Torbay is a small township in the Great Southern region of Western Australia, 25 kilometres west of Albany. There is a crater on Mars named after it. The town is named after a bay on the coast that is south of the town, believed to be named by Governor James Stirling in 1831 after Torbay in Devon. The area was initially utilised for its timber and had a number of sawmills operating close by; in 1889 a railway was constructed and one of the stations was named Torbay. By 1889 most of the timber had been felled and removed and the government acquired the land from owner Millars Karri and Jarrah Forests Limited. The land was subdivided and sold for agricultural purposes in 1900 but some was set aside for a townsite. The town of Torbay was gazetted in 1910. Industries in the area include dairy farming, beef cattle, some specialist horticulture and arts and crafts, along with rural businesses that service farmers (mechanics, lime supply, machinery and labour hire etc.). There is a regular market at the Torbay Hall.

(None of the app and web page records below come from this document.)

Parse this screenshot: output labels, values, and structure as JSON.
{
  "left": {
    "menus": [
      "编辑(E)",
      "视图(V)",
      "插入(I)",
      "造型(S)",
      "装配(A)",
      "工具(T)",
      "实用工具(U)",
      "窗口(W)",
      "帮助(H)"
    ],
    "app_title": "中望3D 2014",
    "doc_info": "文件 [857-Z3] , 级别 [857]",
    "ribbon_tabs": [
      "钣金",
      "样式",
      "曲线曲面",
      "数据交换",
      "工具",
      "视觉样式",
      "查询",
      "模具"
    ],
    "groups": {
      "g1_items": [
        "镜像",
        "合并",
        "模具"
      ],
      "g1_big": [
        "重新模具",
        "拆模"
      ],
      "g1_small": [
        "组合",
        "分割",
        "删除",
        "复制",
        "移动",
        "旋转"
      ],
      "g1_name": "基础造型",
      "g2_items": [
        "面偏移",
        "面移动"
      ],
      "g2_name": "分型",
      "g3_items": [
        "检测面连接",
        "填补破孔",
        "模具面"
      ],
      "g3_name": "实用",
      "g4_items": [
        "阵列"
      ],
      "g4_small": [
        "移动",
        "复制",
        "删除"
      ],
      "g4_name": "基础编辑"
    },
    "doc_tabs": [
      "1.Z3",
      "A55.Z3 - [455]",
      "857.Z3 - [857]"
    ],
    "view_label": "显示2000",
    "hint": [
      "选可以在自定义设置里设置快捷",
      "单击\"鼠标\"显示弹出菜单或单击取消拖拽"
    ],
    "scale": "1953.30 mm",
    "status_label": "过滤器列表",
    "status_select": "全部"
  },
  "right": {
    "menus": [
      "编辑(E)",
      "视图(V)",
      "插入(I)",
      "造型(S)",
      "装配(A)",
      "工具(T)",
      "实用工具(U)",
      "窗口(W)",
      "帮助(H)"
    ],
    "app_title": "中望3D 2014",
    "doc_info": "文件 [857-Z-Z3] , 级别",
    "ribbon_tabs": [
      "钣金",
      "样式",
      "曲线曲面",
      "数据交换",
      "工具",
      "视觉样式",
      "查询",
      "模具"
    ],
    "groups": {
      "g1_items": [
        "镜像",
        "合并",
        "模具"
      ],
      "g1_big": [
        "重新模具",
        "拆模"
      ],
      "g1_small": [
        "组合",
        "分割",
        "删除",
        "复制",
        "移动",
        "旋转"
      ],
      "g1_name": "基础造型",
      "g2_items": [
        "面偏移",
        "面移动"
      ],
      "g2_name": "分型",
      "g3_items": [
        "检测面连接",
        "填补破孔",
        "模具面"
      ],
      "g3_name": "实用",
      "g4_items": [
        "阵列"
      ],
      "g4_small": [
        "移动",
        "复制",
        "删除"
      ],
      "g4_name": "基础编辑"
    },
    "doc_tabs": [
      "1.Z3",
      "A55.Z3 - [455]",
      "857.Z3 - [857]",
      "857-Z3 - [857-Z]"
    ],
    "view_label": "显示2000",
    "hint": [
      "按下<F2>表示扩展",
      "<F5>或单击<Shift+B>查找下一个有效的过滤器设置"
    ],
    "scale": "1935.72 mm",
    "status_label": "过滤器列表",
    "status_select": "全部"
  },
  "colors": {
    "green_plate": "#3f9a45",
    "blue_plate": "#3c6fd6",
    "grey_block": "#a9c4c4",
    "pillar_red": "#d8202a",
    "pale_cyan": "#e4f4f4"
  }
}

Torbay has an active Bush Fire Brigade unit, located also by the Torbay Hall. Children in the area usually attend schools in Albany, travelling there on regular school bus routes. There is a postal mail service to the area, delivered from Albany directly to driveway mailboxes three times a week. The postcode for Torbay is 6330.
The Torbay area is in the eastern fringe of the karri forest region, and several farms have notable blocks of remnant tall forest. Large granite outcrops are also common. Beaches on the bay tend towards fine white sand. Where streams occur, they are often clear but dark brown in colour from high-tannin-content vegetation.
The bay also called Torbay is located between the West Cape Howe National Park (where there is a point named Torbay Head) - and the Torndirrup National Park. Popular beaches on the bay include Perkins Beach, Torbay Inlet and Cosy Corner. Cosy Corner is the most well known, a popular family beach with picnic facilities and a nearby store. Children's swimming lessons are held there in summertime. These beaches are all accessible by normal car, and there are more beaches that are 4WD access only. The Bibbulmun Track passes around the edge of the bay, coming down long steps from the steep hills above Cosy Corner and following the beach around the curve of the bay and across Torbay Inlet to near Muttonbird Island.